School Safety

Why Does a Civilian Need an AR-15?

AR-15 Gun

(Photo Credit: USA Today)

You can be a strong supporter of the 2nd Amendment and not support civilians having access to an assault weapon like an AR-15. A weapon of war like an AR-15 isn’t needed for killing deer and squirrels, so don’t say assault weapons are necessary for hunting. Hunters will be successful without using assault weapons. If you’re really serious about ending mass shootings, then you will reach the responsible conclusion that federal legislation banning the sale and possession of assault weapons for civilians is required.

Err on the Side of Life

Although I’m not a member of the National Rifle Association (NRA) and not an active hunter, I’m a passionate champion of the 2nd Amendment. In fact, I agree with much of what the NRA has to say about gun rights. Also, as a pro-life individual, I believe in promoting the right to life, a culture of life. With an earnest pro-life advocacy, I, reminded of what President George W. Bush once stated in a different context, choose to “err on the side of life.” To “err on the side of life” in the current gun rights/gun control national debate means, from my perspective, to take whatever actions possible to save as many lives as possible.      

Assault Weapons Aren’t Necessary for Hunting and Personal Defense 

Since assault weapons aren’t essential to hunting and defending one’s person and property, these weapons shouldn’t be available to civilians—they should be reserved for the battlefield. Plenty of powerful guns will still be available to civilians. It’s not, therefore, a zany idea to advance federal legislation banning the sale and possession of assault weapons for civilians.


Democrats and Republicans need to exercise moral and political courage and face the gun lobby, the NRA head-on to foster a true culture of life in America. It’s going to be more and more difficult to attempt to articulate right to life positions while still permitting civilians to purchase and possess assault weapons.

If you’re going to be pro-life, then be pro-life regarding all issues.

Dr. Antonio Maurice Daniels

University of Wisconsin-Madison


Cyberbullying and Student Safety


The advancements in technology have been tremendously beneficial.  These wonderful improvements in technology present new challenges for school administrators, however.  Twitter, Facebook, blogs and etc. are constantly frequented and used by numerous K-12 students.  School administrators must handle problems that occur on Facebook and Twitter, which largely occur while students aren’t at school.  Many students across the nation are engaging in cyberbullying, primarily through Facebook and Twitter.  Administrators already have a difficult job of preventing and responding to disciplinary problems that transpire on their campuses; now, they have to think critically about how to address cyberbullying that takes place off-campus.

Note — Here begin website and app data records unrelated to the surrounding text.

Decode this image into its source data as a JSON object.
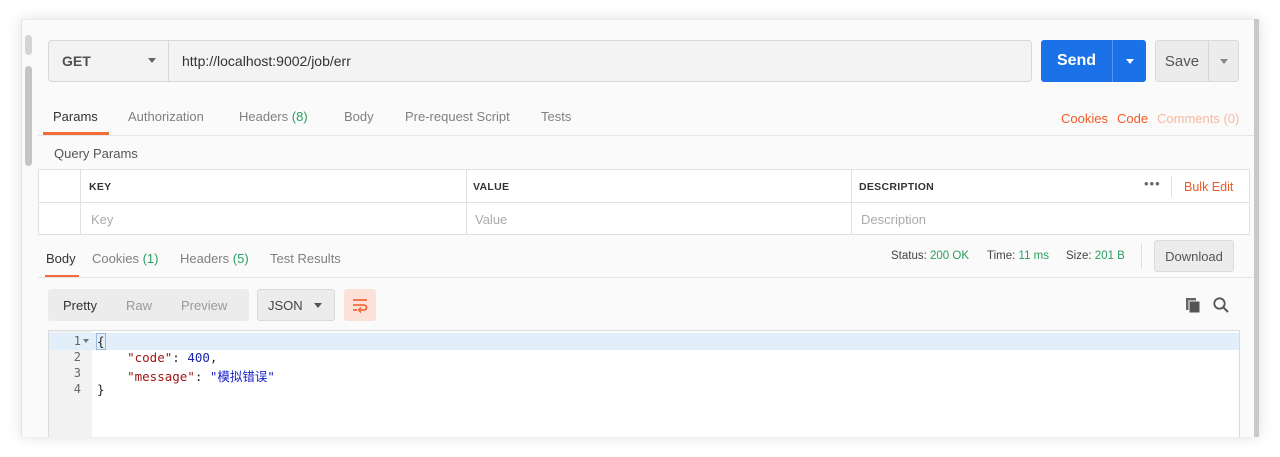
{
  "request": {
    "method": "GET",
    "url": "http://localhost:9002/job/err",
    "send_label": "Send",
    "save_label": "Save"
  },
  "request_tabs": {
    "params": "Params",
    "authorization": "Authorization",
    "headers": "Headers",
    "headers_count": "(8)",
    "body": "Body",
    "prerequest": "Pre-request Script",
    "tests": "Tests"
  },
  "right_links": {
    "cookies": "Cookies",
    "code": "Code",
    "comments": "Comments (0)"
  },
  "query_params": {
    "title": "Query Params",
    "headers": [
      "KEY",
      "VALUE",
      "DESCRIPTION"
    ],
    "placeholders": [
      "Key",
      "Value",
      "Description"
    ],
    "more": "•••",
    "bulk_edit": "Bulk Edit"
  },
  "response_tabs": {
    "body": "Body",
    "cookies": "Cookies",
    "cookies_count": "(1)",
    "headers": "Headers",
    "headers_count": "(5)",
    "test_results": "Test Results"
  },
  "status": {
    "status_label": "Status:",
    "status_value": "200 OK",
    "time_label": "Time:",
    "time_value": "11 ms",
    "size_label": "Size:",
    "size_value": "201 B",
    "download": "Download"
  },
  "viewer": {
    "pretty": "Pretty",
    "raw": "Raw",
    "preview": "Preview",
    "format": "JSON"
  },
  "code": {
    "line_numbers": [
      "1",
      "2",
      "3",
      "4"
    ],
    "open_brace": "{",
    "close_brace": "}",
    "key1": "\"code\"",
    "val1": "400",
    "key2": "\"message\"",
    "val2": "\"模拟错误\""
  },
  "colors": {
    "accent": "#f26b3a",
    "send_blue": "#1b72e8",
    "success_green": "#2a9d5f"
  },
  "icons": [
    "chevron-down-icon",
    "wrap-lines-icon",
    "copy-icon",
    "search-icon"
  ]
}
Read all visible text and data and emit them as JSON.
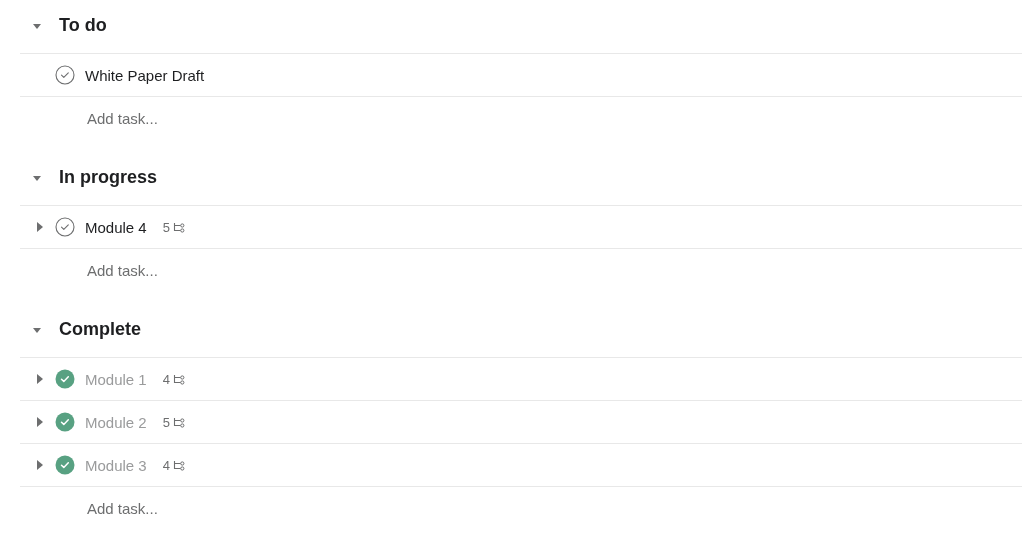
{
  "sections": [
    {
      "title": "To do",
      "expanded": true,
      "add_label": "Add task...",
      "tasks": [
        {
          "name": "White Paper Draft",
          "completed": false,
          "has_subtasks": false
        }
      ]
    },
    {
      "title": "In progress",
      "expanded": true,
      "add_label": "Add task...",
      "tasks": [
        {
          "name": "Module 4",
          "completed": false,
          "has_subtasks": true,
          "subtask_count": "5"
        }
      ]
    },
    {
      "title": "Complete",
      "expanded": true,
      "add_label": "Add task...",
      "tasks": [
        {
          "name": "Module 1",
          "completed": true,
          "has_subtasks": true,
          "subtask_count": "4"
        },
        {
          "name": "Module 2",
          "completed": true,
          "has_subtasks": true,
          "subtask_count": "5"
        },
        {
          "name": "Module 3",
          "completed": true,
          "has_subtasks": true,
          "subtask_count": "4"
        }
      ]
    }
  ]
}
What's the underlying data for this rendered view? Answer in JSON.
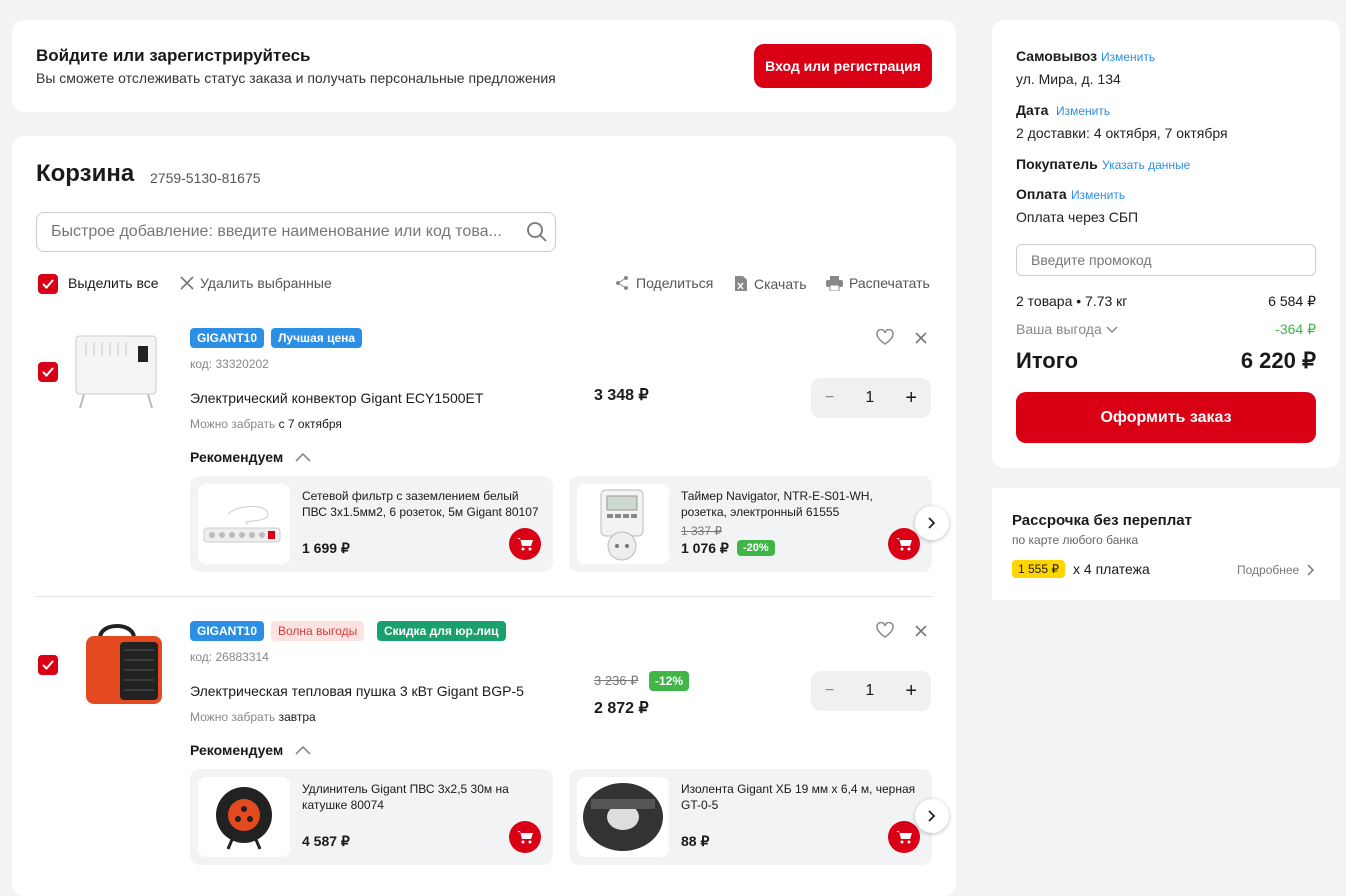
{
  "login": {
    "title": "Войдите или зарегистрируйтесь",
    "subtitle": "Вы сможете отслеживать статус заказа и получать персональные предложения",
    "button": "Вход или регистрация"
  },
  "cart": {
    "title": "Корзина",
    "order_code": "2759-5130-81675",
    "search_placeholder": "Быстрое добавление: введите наименование или код това...",
    "select_all": "Выделить все",
    "delete_selected": "Удалить выбранные",
    "share": "Поделиться",
    "download": "Скачать",
    "print": "Распечатать"
  },
  "items": [
    {
      "tags": [
        "GIGANT10",
        "Лучшая цена"
      ],
      "code": "код: 33320202",
      "name": "Электрический конвектор Gigant ECY1500ET",
      "pickup_label": "Можно забрать",
      "pickup_date": "с 7 октября",
      "price": "3 348 ₽",
      "qty": "1",
      "recommend": "Рекомендуем",
      "recs": [
        {
          "name": "Сетевой фильтр с заземлением белый ПВС 3х1.5мм2, 6 розеток, 5м Gigant 80107",
          "price": "1 699 ₽"
        },
        {
          "name": "Таймер Navigator, NTR-E-S01-WH, розетка, электронный 61555",
          "old": "1 337 ₽",
          "price": "1 076 ₽",
          "disc": "-20%"
        }
      ]
    },
    {
      "tags": [
        "GIGANT10",
        "Волна выгоды",
        "Скидка для юр.лиц"
      ],
      "code": "код: 26883314",
      "name": "Электрическая тепловая пушка 3 кВт Gigant BGP-5",
      "pickup_label": "Можно забрать",
      "pickup_date": "завтра",
      "old_price": "3 236 ₽",
      "discount": "-12%",
      "price": "2 872 ₽",
      "qty": "1",
      "recommend": "Рекомендуем",
      "recs": [
        {
          "name": "Удлинитель Gigant ПВС 3х2,5 30м на катушке 80074",
          "price": "4 587 ₽"
        },
        {
          "name": "Изолента Gigant ХБ 19 мм х 6,4 м, черная GT-0-5",
          "price": "88 ₽"
        }
      ]
    }
  ],
  "summary": {
    "pickup_label": "Самовывоз",
    "pickup_change": "Изменить",
    "pickup_addr": "ул. Мира, д. 134",
    "date_label": "Дата",
    "date_change": "Изменить",
    "date_val": "2 доставки: 4 октября, 7 октября",
    "buyer_label": "Покупатель",
    "buyer_link": "Указать данные",
    "pay_label": "Оплата",
    "pay_change": "Изменить",
    "pay_val": "Оплата через СБП",
    "promo_placeholder": "Введите промокод",
    "goods": "2 товара • 7.73 кг",
    "goods_sum": "6 584 ₽",
    "benefit": "Ваша выгода",
    "benefit_sum": "-364 ₽",
    "total_label": "Итого",
    "total": "6 220 ₽",
    "checkout": "Оформить заказ"
  },
  "installment": {
    "title": "Рассрочка без переплат",
    "subtitle": "по карте любого банка",
    "amount": "1 555 ₽",
    "times": "х 4 платежа",
    "more": "Подробнее"
  }
}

Social media employed wisely and purposely proves to be valuable.  Unfortunately, too many students use Facebook and Twitter as vehicles for intimidation, hate and aggression.

Cyberbullying is a phenomenon that cannot be simply addressed by administrators—it requires a collective effort.  Parents must do a better job of monitoring their children’s online activities.  It’s not a matter of functioning as “Big Brother” toward your children; it’s a matter of committed parenting.  If you deeply love your children, you will be concerned about how they behave in all spaces, including online.  When parents discover their children are involved in cyberbullying, they need to contact administrators immediately, and they need to take all necessary steps to end cyberbullying.

Students who are interested in maintaining safe schools need to report cyberbullying when they witness it.  Let administrators know when you see activities on Facebook and Twitter that constitute bullying.  If you’re being bullied online, let your parents and school administrators know.  Don’t wait until the bullying gets out of control to inform your parents and school administrators.  You should let them know that you’re being bullied when it first begins.

Your life could depend on you mustering the courage to disclose with your parents and school administrators that you’re being bullied.

If you’re not being bullied online, don’t encourage others to bully people.  Laughing at others who are being bullied is a form of participating and encouraging bullying.  Bullies like attention and when you laugh at what they do, they feed off of your laughter and increase in their intensity.

While it’s important for school administrators to be proactive about cyberbullying, they must understand that they cannot react (or overreact) to everything that’s reported.  It’s not wise to address every ephemeral argument between students on Facebook and Twitter.

More research should be devoted to helping school administrators to fight cyberbullying.  A national think tank composed of administrators, teachers, students, legislators, law enforcement officials, counselors, psychologists, and etc. should be convened to discuss cyberbullying and to establish best practices for combating it.  Scholars need to engage in more research that helps school administrators better respond to cyberbullying.  In the aftermath of the Sandy Hook Elementary mass shootings, we must learn valuable lessons about how we have to do a better job of preventing tragedies from happening at our schools.  We will never end all tragedies from occurring, but this does not mean that we shouldn’t do all we can to prevent the ones we’re able to thwart.  If we see the potential of bullying taking place online that could lead to something drastic, we all have a responsibility to do what we can to stop it.

Although the current national discourse about school safety is predominantly focusing on guns, let’s be sure to place a high priority on cyberbullying, especially cyberbullying on Facebook and Twitter.

Antonio Maurice Daniels

University of Wisconsin-Madison